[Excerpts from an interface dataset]
★ ★ ★ ★ ★
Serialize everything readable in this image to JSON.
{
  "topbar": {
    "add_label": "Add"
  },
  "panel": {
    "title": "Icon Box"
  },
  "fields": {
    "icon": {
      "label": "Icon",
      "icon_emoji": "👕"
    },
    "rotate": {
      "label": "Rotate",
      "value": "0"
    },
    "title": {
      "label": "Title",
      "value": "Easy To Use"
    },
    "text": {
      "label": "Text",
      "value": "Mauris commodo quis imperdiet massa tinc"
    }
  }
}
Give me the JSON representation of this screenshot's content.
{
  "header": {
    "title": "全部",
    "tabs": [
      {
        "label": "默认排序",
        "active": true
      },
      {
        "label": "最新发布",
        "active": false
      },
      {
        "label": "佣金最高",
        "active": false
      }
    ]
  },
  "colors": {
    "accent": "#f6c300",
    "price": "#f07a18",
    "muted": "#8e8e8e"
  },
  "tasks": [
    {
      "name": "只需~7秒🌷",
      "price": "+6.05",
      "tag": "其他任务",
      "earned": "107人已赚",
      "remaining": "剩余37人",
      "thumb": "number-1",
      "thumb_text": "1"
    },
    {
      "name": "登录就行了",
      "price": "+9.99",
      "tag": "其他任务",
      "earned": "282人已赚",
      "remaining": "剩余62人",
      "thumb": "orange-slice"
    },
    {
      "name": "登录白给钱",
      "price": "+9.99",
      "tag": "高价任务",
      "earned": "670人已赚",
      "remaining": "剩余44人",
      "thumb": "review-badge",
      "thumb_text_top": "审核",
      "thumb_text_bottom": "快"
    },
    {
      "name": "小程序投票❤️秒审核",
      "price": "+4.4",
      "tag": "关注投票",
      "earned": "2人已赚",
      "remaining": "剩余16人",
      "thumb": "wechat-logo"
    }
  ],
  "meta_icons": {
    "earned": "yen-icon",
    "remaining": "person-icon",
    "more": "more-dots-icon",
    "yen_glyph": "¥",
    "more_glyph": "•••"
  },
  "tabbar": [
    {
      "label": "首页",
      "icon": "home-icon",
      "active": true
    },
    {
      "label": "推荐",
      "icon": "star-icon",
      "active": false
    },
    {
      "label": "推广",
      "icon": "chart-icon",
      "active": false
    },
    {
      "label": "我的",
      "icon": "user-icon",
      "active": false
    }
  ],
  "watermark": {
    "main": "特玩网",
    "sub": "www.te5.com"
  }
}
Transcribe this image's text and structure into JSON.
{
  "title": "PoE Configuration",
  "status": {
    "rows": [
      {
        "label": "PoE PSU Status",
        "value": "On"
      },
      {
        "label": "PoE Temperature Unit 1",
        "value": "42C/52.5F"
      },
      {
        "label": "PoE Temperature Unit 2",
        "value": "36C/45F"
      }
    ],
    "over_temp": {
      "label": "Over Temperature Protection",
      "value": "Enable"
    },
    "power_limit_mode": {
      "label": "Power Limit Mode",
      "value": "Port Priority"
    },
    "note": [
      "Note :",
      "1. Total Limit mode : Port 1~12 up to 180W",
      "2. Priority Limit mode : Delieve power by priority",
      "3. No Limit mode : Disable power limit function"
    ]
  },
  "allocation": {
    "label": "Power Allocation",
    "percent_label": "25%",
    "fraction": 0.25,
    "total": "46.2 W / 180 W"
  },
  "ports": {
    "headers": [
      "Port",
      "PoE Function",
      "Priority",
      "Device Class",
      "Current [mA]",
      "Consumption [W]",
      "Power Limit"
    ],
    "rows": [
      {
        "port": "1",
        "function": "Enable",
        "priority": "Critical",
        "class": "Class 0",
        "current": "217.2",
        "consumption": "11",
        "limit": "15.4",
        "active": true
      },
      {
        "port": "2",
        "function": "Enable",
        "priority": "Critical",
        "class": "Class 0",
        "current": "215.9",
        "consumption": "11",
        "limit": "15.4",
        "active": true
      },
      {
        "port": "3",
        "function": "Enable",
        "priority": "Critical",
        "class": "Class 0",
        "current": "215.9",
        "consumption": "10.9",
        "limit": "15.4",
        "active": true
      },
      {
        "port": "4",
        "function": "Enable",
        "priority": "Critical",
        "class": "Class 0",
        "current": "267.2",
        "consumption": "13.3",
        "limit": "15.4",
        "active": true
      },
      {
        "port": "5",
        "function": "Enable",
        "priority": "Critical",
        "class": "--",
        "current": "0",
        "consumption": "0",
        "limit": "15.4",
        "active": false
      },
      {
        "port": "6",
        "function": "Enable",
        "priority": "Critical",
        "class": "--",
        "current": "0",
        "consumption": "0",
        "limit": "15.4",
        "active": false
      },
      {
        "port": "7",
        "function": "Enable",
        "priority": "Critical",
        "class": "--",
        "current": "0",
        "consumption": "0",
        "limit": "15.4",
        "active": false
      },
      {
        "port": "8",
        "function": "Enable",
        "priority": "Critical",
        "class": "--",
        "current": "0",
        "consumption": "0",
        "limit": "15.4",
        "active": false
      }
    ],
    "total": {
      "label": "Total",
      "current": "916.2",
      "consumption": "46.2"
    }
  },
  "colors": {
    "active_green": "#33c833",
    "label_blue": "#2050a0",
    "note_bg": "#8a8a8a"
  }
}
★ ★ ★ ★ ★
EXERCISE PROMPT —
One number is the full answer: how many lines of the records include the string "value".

RESPONSE —
8